Authorities have released a slew of documents related to the murders of Shanann Watts and her two young daughters, revealing marital troubles between the pregnant mother and her husband, who later confessed to killing his family.
The Denver Channel reportedly received nearly 2,000 pages of documents from a Weld County District Attorney’s discovery report detailing police interviews with Chris Watts and Shannan’s friends and family members, as well as text messages that appear to show Shanann and Chris’s marriage was unraveling.
A police report from the day Shanann and her daughters, 4-year-old Bella and 3-year-old Celeste, went missing reveal that Shannan’s mother called while detectives were searching their Frederick, Colorado, home. It is unclear if she called the police, the house phone, or Shanann’s cell phone, which had been left behind. Chris Watts reportedly was unable to give police the password to unlock the phone, but Shanann’s friend Nikole Atkinson was able to provide it.
“Shanann’s mother called during this time and was adamant that Christopher had done something and that I (the detective in the case) needed to check the GPS on his truck,” the detective wrote in the report obtained by the Denver Channel.
“She (Shanann’s mother) and her husband believe that her daughter and granddaughters’ disappearance involved, ‘foul play,’ and that she honestly believes that her son-in-law was involved.”
Jennifer Kovaleski, a reporter for the Denver Channel, shared an additional detail from the report on Twitter — saying that Shannan’s mother believed Chris Watts was going to dispose of the bodies using oil.
— Jennifer Kovaleski (@JennKovaleski) November 22, 2018
The bodies of Shanann and her daughters were found later that week on a property owned by the petroleum company where Chris Watts worked until his arrest on August 15. Shanann was reportedly buried in a shallow grave while Bella and Celeste were discovered in oil containers.
Transcripts of text conversations between Shanann and friends revealed that the marriage crumbling just before Shannan and her daughters disappeared.
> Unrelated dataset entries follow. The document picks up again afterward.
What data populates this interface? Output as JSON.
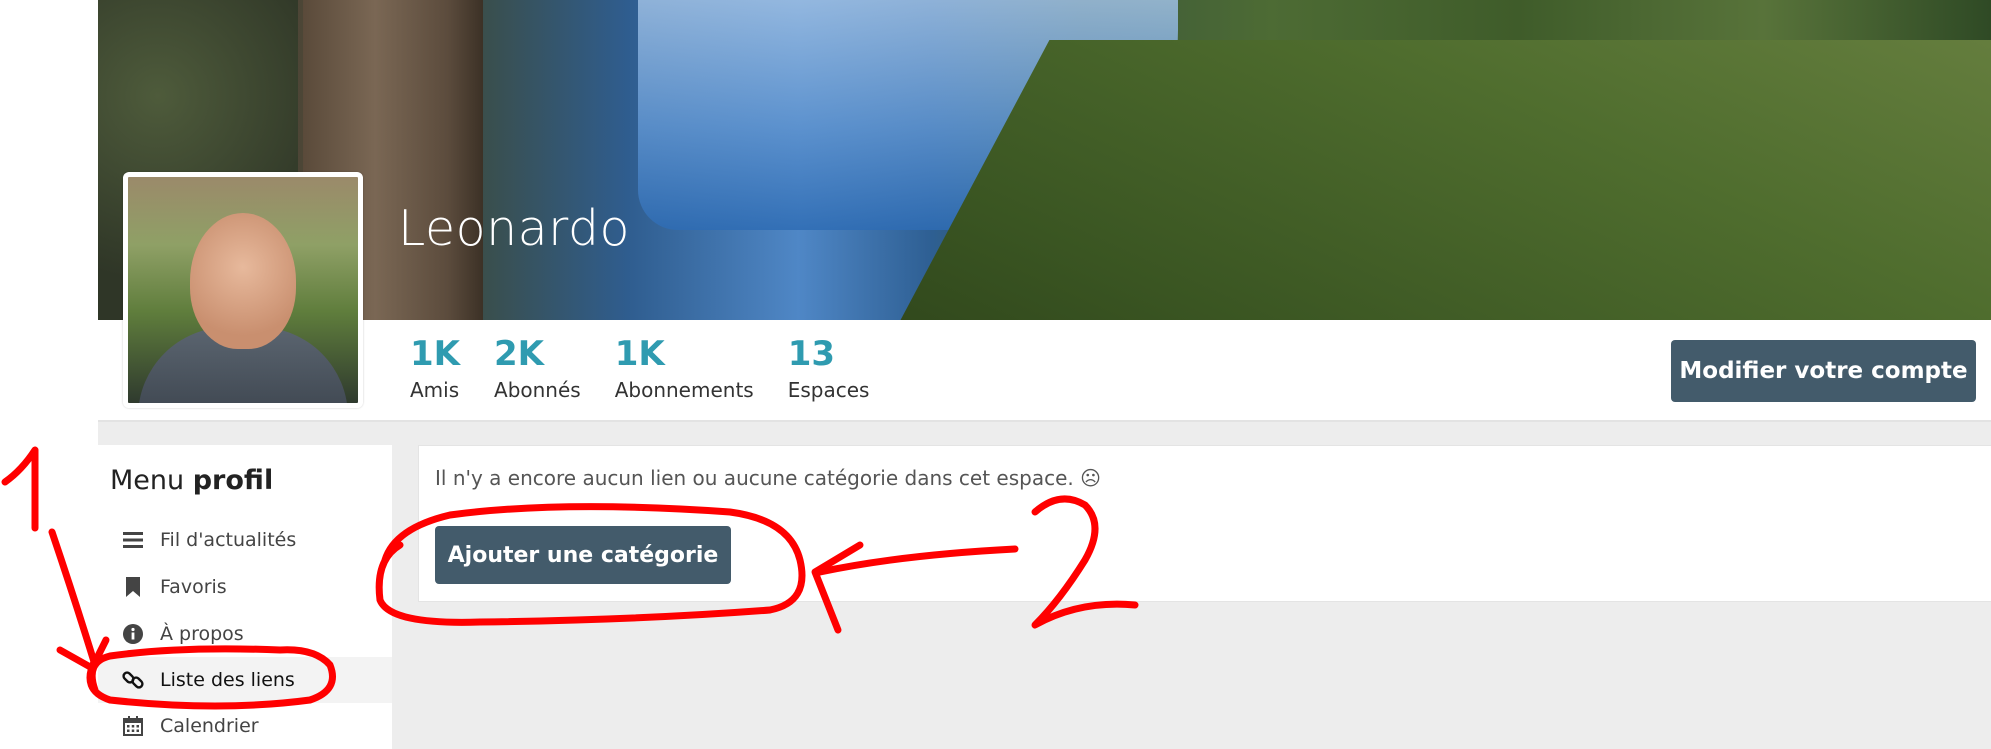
{
  "profile": {
    "name": "Leonardo",
    "stats": [
      {
        "value": "1K",
        "label": "Amis"
      },
      {
        "value": "2K",
        "label": "Abonnés"
      },
      {
        "value": "1K",
        "label": "Abonnements"
      },
      {
        "value": "13",
        "label": "Espaces"
      }
    ],
    "edit_button": "Modifier votre compte"
  },
  "menu": {
    "title_prefix": "Menu",
    "title_bold": "profil",
    "items": [
      {
        "label": "Fil d'actualités",
        "icon": "bars-icon"
      },
      {
        "label": "Favoris",
        "icon": "bookmark-icon"
      },
      {
        "label": "À propos",
        "icon": "info-icon"
      },
      {
        "label": "Liste des liens",
        "icon": "link-icon",
        "active": true
      },
      {
        "label": "Calendrier",
        "icon": "calendar-icon"
      }
    ]
  },
  "content": {
    "empty_message": "Il n'y a encore aucun lien ou aucune catégorie dans cet espace. ☹",
    "add_category_button": "Ajouter une catégorie"
  },
  "annotations": {
    "color": "#ff0000",
    "number_one": "1",
    "number_two": "2"
  }
}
The Watts had been planning to host a gender reveal party sometime in August, to announce Shanann was pregnant with a boy, which the couple had already named Nico. But days before her murder, Shanann told a friend via text message that the party had been called off.
After a friend named Taylor told Shanann she had heard the gender reveal party had been cancelled, Shannan replied: “Chris said we are not compatible anymore,” according to the documents obtained by the Denver Channel.
“He said we are not compatible anymore!” Shanann reportedly repeated. “He refused to hug me. Said he thought another baby would fix his feelings. Said, he refused couples counseling.”
Shanann and the girls had reportedly spent about six weeks in the summer visiting her family and North Carolina, and Chris joined them for a small part of the visit. An investigation would reveal that Chris spent time with his new girlfriend while his family was away.
After Shanann disappeared, Chris Watts reportedly admitted to investigators that the marriage was failing, and said he and his wife “fell out of love for each other.”
“[H]e (Watts) said when they were together again the last week it just wasn’t the same. Chris felt like they weren’t in love anymore. Chris said he could never be himself or be who he was before he met her,” the report states.
Chris reportedly told investigators it was “totally possible” Shanann was seeing someone else. In reality, Chris had been having an affair with a woman he met at work, who he led to believe his divorce had been finalized that summer. The woman, Nichol Kessinger, only learned that Shanann was pregnant after the family was reported missing. She began to become suspicious about Watts when he did not “seem to be concerned as he should be (about his wife and their daughters) and he was more concerned with their relationship,” the documents state.
Kessinger went to police with her concerns the same day Watts was later arrested.
He was sentenced on Monday to three life prison terms without the possibility of parole.